Candidates must have been alive, and still active in public life (though many on this list are past their prime). Such criteria ruled out the likes of Aleksandr Solzhenitsyn and Milton Friedman, who would have been automatic inclusions 20 or so years ago. This list is about public influence, not intrinsic achievement. And that is where things get really tricky. Judging influence is hard enough inside one’s own culture, but when you are peering across cultures and languages, the problem becomes far harder.
Recent resonance of Classical literature: the Italian blog Classico e Moderno, in a post subtitled "Qualis pontifex pereo" (wish I'd thought of that one!), has more reflections on the presence of the Classics for Pope John Paul II--especially the phrase "Non omnis moriar" (Horace, Odes 3.30), allegedly whispered by the pontiff very recently (according to I Miserabili--printing the whole poem with Italian translation), but also in the pope's "Roman Triptych" (2003)--cf. English accounts here and here (scroll down). NN (CeM) also points to a 2003 article in La Reppublica, entitled "Il Papa, Orazio, e la morte," which gives more on JPII's Classical leanings, and mentions his statement on being given honorary citizenship in Rome in 2002 (cf. CWN):
Ma anche di Roma si sente questo papa nato in Polonia, scheggia latina
tra il Baltico protestante e la Russia ortodossa. "Civis romanus sum",
mormorò con soddisfazione, quando il sindaco di Roma gli portò la
pergamena con la cittadinanza dei romani.
As to be expected, this has Biblical resonance too!
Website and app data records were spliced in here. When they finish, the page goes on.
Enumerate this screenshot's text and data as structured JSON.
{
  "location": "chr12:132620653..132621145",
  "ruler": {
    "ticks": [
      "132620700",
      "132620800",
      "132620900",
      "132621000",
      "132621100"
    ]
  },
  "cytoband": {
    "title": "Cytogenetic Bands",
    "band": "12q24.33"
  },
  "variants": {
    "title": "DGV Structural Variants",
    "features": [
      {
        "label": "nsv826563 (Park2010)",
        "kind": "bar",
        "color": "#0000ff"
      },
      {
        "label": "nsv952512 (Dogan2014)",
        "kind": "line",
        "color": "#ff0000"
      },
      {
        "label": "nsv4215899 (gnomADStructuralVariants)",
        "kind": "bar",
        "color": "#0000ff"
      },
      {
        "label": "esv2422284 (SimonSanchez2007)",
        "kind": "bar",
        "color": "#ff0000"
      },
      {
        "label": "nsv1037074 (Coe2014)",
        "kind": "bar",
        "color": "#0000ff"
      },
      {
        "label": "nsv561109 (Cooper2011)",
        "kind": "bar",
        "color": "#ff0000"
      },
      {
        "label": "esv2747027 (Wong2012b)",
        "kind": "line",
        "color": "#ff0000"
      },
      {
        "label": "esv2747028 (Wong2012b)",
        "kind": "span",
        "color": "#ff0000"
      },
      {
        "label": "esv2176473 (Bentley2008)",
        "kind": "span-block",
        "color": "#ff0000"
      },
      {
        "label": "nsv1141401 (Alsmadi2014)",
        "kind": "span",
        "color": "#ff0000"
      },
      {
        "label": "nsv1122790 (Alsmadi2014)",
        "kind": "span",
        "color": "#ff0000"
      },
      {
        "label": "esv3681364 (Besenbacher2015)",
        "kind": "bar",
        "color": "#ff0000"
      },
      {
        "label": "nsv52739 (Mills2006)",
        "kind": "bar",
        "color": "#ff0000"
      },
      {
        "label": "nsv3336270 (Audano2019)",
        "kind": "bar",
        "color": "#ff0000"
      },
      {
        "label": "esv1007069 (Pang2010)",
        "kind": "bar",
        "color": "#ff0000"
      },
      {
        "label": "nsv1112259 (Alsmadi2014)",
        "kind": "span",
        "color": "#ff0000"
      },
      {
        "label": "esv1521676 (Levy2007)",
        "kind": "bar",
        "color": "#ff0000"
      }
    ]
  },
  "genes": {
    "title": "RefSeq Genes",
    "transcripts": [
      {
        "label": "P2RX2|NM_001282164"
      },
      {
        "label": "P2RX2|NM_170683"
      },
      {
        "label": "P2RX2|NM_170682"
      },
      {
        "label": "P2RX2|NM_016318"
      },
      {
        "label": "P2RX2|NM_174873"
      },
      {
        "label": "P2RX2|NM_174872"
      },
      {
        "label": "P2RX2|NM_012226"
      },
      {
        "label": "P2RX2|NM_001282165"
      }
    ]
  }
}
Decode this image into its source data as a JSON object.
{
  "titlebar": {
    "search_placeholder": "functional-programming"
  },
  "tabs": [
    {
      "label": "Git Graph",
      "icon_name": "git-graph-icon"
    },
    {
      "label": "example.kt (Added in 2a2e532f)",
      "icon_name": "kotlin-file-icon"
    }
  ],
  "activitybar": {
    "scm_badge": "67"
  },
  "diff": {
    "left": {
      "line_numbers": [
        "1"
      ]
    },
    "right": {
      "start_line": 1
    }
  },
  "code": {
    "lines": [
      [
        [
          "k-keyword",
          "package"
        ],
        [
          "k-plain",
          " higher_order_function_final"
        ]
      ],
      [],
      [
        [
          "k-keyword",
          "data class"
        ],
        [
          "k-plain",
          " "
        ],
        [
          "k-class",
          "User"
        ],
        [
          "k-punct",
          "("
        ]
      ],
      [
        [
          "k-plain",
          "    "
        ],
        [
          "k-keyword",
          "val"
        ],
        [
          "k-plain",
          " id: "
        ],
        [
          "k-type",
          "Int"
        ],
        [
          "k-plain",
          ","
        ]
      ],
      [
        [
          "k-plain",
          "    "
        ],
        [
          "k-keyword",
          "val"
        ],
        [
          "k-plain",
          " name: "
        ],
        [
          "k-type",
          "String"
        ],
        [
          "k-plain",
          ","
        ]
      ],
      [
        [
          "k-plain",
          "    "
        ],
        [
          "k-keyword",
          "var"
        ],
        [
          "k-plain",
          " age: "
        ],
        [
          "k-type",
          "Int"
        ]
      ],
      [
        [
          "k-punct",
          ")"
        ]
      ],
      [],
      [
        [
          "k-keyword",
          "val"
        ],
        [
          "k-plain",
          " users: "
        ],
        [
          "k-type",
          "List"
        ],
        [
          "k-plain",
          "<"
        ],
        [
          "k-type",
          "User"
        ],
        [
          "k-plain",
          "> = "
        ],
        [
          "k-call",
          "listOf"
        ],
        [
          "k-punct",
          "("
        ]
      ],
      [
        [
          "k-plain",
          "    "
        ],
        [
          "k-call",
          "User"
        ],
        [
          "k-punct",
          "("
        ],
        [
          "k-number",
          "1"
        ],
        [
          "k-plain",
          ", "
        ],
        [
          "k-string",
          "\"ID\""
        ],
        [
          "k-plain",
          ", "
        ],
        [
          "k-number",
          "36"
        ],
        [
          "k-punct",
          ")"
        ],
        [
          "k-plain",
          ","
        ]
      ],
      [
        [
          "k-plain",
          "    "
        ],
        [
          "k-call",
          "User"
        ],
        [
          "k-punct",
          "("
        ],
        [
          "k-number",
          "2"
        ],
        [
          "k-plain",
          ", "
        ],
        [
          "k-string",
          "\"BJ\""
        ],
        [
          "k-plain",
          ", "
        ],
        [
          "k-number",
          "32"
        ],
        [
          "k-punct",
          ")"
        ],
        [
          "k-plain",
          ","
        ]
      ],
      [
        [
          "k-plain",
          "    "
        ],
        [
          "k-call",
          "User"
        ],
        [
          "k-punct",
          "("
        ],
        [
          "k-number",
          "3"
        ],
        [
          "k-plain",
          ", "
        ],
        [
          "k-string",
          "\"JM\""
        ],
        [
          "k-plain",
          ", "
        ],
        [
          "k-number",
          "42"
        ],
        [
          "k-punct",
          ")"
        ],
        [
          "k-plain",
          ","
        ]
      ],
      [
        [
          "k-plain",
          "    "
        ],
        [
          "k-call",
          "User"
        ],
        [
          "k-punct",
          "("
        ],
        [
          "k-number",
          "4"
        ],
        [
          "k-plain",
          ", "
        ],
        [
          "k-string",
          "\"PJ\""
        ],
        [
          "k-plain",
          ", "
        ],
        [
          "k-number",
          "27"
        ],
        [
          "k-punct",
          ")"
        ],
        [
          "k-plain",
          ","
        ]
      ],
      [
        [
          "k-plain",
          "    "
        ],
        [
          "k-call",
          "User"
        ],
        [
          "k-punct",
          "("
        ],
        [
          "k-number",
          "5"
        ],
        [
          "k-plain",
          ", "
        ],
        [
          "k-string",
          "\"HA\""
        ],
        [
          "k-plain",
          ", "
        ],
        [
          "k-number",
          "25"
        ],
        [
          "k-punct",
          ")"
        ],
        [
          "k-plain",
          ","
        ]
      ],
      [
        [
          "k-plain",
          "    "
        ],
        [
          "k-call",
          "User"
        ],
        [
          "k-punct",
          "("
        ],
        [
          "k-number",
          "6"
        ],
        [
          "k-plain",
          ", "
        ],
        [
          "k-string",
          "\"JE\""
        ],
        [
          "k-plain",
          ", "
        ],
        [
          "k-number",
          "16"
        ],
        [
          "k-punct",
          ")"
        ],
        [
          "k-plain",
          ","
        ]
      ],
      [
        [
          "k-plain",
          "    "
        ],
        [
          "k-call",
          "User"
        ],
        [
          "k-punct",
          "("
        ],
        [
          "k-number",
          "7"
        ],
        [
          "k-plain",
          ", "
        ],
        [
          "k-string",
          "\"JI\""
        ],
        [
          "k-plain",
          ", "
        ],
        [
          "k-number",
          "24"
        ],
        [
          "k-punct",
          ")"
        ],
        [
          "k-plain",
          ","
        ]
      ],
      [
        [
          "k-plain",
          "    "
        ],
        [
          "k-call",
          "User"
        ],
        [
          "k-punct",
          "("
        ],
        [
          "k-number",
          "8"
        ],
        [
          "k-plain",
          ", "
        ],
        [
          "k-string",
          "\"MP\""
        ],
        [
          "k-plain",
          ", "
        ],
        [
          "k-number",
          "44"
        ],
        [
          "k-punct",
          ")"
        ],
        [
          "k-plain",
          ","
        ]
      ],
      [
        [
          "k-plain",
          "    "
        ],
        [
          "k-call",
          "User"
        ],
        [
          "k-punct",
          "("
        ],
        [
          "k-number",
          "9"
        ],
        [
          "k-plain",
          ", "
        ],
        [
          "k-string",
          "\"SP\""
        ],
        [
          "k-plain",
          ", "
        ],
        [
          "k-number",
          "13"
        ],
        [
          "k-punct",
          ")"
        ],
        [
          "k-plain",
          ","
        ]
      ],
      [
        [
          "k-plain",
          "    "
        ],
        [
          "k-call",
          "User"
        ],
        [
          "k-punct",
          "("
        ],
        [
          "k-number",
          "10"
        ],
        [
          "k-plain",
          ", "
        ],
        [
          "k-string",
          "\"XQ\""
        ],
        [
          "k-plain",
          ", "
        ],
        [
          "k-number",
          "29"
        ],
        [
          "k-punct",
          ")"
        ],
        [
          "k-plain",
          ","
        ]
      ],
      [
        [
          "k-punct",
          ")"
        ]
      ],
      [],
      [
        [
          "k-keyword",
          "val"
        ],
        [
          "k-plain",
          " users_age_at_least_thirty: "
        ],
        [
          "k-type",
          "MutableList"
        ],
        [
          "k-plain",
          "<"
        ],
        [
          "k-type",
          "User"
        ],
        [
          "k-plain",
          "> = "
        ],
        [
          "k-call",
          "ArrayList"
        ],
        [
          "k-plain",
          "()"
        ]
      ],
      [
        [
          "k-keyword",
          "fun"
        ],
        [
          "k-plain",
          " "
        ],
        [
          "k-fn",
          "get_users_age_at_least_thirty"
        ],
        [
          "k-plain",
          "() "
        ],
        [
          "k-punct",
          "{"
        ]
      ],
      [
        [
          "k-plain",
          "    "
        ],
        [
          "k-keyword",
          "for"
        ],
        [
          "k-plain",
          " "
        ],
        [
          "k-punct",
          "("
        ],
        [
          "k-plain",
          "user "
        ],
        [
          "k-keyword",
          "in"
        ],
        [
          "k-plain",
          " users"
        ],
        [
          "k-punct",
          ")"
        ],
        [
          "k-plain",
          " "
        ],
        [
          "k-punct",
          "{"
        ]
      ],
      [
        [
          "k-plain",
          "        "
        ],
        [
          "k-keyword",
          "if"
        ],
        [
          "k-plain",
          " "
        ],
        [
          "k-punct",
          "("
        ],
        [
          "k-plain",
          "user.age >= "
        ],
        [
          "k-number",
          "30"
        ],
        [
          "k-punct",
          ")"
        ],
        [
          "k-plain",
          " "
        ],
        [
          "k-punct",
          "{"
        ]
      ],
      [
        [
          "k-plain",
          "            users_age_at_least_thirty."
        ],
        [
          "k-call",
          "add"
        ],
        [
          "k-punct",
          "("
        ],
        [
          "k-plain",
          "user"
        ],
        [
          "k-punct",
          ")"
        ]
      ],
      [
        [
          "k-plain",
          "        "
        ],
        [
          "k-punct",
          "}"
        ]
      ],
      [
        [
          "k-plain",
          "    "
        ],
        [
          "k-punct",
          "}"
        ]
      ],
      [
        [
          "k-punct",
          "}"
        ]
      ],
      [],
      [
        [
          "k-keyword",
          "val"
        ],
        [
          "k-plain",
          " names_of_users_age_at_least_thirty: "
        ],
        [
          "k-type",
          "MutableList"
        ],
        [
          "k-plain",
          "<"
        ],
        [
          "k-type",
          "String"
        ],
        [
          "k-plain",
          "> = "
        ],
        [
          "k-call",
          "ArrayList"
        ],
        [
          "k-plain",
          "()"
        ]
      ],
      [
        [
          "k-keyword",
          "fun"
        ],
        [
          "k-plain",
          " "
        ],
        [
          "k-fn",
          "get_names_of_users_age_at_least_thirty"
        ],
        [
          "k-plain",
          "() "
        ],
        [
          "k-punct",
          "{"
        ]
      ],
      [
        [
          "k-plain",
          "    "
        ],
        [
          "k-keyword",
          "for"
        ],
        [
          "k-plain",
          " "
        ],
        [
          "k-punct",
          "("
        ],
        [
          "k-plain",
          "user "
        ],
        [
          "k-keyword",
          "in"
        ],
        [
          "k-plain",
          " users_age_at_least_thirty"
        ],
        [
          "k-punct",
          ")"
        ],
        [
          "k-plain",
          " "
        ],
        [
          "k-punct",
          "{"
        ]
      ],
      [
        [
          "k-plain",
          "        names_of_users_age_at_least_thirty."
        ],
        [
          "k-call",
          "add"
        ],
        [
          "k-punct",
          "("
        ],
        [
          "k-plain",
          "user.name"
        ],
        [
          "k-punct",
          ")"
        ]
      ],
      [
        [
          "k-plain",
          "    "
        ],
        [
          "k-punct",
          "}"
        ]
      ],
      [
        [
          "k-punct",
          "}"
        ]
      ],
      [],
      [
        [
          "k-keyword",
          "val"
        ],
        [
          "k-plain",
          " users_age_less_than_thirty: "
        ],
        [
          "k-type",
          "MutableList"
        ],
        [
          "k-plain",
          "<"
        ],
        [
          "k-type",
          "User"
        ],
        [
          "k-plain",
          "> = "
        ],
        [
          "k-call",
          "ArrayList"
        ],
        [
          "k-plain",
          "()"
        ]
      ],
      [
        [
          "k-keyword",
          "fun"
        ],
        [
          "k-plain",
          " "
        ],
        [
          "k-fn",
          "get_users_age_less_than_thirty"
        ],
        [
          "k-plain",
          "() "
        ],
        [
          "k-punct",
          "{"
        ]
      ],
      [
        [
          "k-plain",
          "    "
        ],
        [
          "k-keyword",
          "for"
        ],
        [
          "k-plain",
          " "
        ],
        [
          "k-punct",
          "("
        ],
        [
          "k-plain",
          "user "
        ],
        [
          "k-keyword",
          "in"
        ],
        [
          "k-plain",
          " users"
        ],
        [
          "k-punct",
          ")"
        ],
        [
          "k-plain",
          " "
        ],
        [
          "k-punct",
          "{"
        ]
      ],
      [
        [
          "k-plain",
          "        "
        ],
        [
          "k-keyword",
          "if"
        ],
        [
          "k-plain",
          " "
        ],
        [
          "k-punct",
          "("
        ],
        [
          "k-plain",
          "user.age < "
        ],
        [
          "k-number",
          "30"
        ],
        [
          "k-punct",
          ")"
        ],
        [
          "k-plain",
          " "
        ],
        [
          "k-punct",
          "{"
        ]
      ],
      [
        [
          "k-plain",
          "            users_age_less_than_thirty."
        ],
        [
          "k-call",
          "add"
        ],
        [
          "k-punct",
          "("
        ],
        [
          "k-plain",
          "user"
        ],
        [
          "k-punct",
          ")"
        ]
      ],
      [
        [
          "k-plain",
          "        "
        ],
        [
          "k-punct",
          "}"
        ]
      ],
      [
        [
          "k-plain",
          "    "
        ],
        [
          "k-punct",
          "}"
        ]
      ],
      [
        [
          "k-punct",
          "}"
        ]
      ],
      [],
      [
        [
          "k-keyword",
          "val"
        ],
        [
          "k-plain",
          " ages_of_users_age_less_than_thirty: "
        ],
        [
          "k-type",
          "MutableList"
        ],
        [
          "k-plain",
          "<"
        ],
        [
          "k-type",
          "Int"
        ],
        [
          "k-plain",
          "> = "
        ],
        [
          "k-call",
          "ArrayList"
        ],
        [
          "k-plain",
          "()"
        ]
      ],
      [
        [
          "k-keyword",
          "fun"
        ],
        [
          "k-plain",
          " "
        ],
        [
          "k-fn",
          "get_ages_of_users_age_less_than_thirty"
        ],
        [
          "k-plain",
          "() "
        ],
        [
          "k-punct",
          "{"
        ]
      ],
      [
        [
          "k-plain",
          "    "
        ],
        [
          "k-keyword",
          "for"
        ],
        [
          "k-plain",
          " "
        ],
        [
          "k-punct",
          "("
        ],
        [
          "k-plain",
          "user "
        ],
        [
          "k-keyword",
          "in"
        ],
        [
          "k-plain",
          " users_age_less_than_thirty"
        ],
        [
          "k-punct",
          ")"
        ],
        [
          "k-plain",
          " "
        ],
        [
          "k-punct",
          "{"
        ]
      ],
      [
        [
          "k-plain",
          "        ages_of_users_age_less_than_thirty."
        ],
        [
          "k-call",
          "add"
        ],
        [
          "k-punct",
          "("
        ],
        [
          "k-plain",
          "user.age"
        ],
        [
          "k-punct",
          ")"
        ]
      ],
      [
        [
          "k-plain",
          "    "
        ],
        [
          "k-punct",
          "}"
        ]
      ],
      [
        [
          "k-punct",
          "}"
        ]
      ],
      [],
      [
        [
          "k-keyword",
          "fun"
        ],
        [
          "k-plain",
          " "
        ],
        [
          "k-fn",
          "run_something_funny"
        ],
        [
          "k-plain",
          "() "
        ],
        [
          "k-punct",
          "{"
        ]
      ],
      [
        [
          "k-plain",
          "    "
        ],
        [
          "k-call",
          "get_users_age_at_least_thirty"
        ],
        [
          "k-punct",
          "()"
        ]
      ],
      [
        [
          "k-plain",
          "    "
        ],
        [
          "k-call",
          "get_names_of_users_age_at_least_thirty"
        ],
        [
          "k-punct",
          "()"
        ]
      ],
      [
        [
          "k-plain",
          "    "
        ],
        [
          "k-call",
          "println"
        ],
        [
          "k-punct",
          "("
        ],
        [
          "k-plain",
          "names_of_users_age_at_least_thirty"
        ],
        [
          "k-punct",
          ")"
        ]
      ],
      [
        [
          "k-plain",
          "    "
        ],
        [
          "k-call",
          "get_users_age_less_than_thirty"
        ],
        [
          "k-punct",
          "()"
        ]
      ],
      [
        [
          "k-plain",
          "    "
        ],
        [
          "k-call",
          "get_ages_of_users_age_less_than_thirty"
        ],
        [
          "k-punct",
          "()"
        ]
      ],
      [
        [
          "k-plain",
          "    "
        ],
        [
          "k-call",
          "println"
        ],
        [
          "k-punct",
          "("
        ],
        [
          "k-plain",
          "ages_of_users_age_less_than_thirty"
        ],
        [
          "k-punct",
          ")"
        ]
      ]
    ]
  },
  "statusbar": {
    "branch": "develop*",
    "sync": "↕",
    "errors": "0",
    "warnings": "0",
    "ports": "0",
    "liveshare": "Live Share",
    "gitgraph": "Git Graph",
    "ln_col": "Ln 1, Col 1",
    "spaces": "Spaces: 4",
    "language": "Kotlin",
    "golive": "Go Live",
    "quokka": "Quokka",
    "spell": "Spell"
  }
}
This might be a good time to try out Ultralingua, which will transform a page with hyperlinks to dictionary entries for you (cf. the RogueClassicist's recommendation--which reminds me: for related tidbits of Classics relating to the pope, see Classical Pope and Classical Pope IIibid.)